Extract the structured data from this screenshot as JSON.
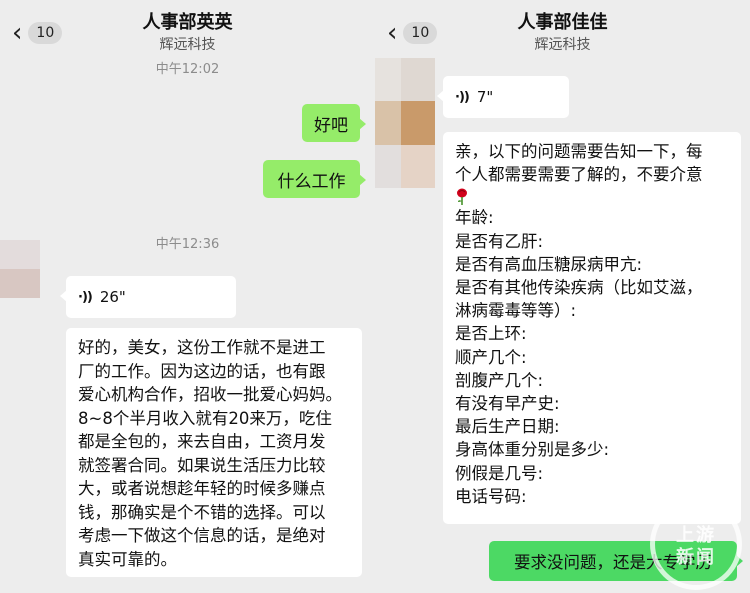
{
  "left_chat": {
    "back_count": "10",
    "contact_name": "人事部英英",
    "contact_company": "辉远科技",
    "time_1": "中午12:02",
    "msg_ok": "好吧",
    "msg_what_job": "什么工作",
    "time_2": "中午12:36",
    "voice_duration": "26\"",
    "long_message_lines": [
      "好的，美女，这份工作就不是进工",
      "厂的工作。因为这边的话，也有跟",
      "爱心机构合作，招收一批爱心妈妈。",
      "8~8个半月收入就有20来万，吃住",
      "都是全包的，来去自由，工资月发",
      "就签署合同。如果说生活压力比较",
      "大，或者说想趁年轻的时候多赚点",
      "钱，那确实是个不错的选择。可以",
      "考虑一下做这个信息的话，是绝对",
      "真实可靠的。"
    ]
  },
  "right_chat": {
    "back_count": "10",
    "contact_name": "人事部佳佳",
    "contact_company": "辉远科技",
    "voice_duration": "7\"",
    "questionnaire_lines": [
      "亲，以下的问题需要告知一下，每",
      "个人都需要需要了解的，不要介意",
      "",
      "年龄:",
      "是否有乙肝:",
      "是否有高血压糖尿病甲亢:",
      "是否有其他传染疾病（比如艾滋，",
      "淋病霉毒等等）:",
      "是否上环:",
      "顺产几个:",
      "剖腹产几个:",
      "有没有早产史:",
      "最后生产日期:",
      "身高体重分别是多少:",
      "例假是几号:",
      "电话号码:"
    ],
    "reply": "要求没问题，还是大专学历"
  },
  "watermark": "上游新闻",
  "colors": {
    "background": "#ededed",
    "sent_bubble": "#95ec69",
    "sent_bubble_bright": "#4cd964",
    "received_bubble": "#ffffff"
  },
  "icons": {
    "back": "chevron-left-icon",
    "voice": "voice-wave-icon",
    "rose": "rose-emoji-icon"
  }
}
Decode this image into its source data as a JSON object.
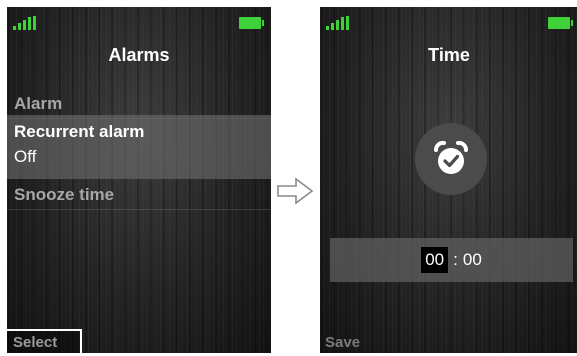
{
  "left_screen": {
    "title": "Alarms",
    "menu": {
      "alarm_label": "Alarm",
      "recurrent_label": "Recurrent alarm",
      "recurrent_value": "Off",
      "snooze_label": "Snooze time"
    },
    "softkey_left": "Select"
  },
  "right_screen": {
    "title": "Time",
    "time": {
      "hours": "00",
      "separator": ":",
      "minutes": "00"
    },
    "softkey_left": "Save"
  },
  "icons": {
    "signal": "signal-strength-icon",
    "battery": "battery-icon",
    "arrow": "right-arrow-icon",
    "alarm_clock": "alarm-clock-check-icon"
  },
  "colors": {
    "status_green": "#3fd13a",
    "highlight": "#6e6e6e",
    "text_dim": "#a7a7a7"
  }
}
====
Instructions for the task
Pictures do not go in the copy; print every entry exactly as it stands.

Solution for this exercise
Extract the structured data from this screenshot as JSON.
{
  "left_chat": {
    "back_count": "10",
    "contact_name": "人事部英英",
    "contact_company": "辉远科技",
    "time_1": "中午12:02",
    "msg_ok": "好吧",
    "msg_what_job": "什么工作",
    "time_2": "中午12:36",
    "voice_duration": "26\"",
    "long_message_lines": [
      "好的，美女，这份工作就不是进工",
      "厂的工作。因为这边的话，也有跟",
      "爱心机构合作，招收一批爱心妈妈。",
      "8~8个半月收入就有20来万，吃住",
      "都是全包的，来去自由，工资月发",
      "就签署合同。如果说生活压力比较",
      "大，或者说想趁年轻的时候多赚点",
      "钱，那确实是个不错的选择。可以",
      "考虑一下做这个信息的话，是绝对",
      "真实可靠的。"
    ]
  },
  "right_chat": {
    "back_count": "10",
    "contact_name": "人事部佳佳",
    "contact_company": "辉远科技",
    "voice_duration": "7\"",
    "questionnaire_lines": [
      "亲，以下的问题需要告知一下，每",
      "个人都需要需要了解的，不要介意",
      "",
      "年龄:",
      "是否有乙肝:",
      "是否有高血压糖尿病甲亢:",
      "是否有其他传染疾病（比如艾滋，",
      "淋病霉毒等等）:",
      "是否上环:",
      "顺产几个:",
      "剖腹产几个:",
      "有没有早产史:",
      "最后生产日期:",
      "身高体重分别是多少:",
      "例假是几号:",
      "电话号码:"
    ],
    "reply": "要求没问题，还是大专学历"
  },
  "watermark": "上游新闻",
  "colors": {
    "background": "#ededed",
    "sent_bubble": "#95ec69",
    "sent_bubble_bright": "#4cd964",
    "received_bubble": "#ffffff"
  },
  "icons": {
    "back": "chevron-left-icon",
    "voice": "voice-wave-icon",
    "rose": "rose-emoji-icon"
  }
}
Decode this image into its source data as a JSON object.
{
  "left_screen": {
    "title": "Alarms",
    "menu": {
      "alarm_label": "Alarm",
      "recurrent_label": "Recurrent alarm",
      "recurrent_value": "Off",
      "snooze_label": "Snooze time"
    },
    "softkey_left": "Select"
  },
  "right_screen": {
    "title": "Time",
    "time": {
      "hours": "00",
      "separator": ":",
      "minutes": "00"
    },
    "softkey_left": "Save"
  },
  "icons": {
    "signal": "signal-strength-icon",
    "battery": "battery-icon",
    "arrow": "right-arrow-icon",
    "alarm_clock": "alarm-clock-check-icon"
  },
  "colors": {
    "status_green": "#3fd13a",
    "highlight": "#6e6e6e",
    "text_dim": "#a7a7a7"
  }
}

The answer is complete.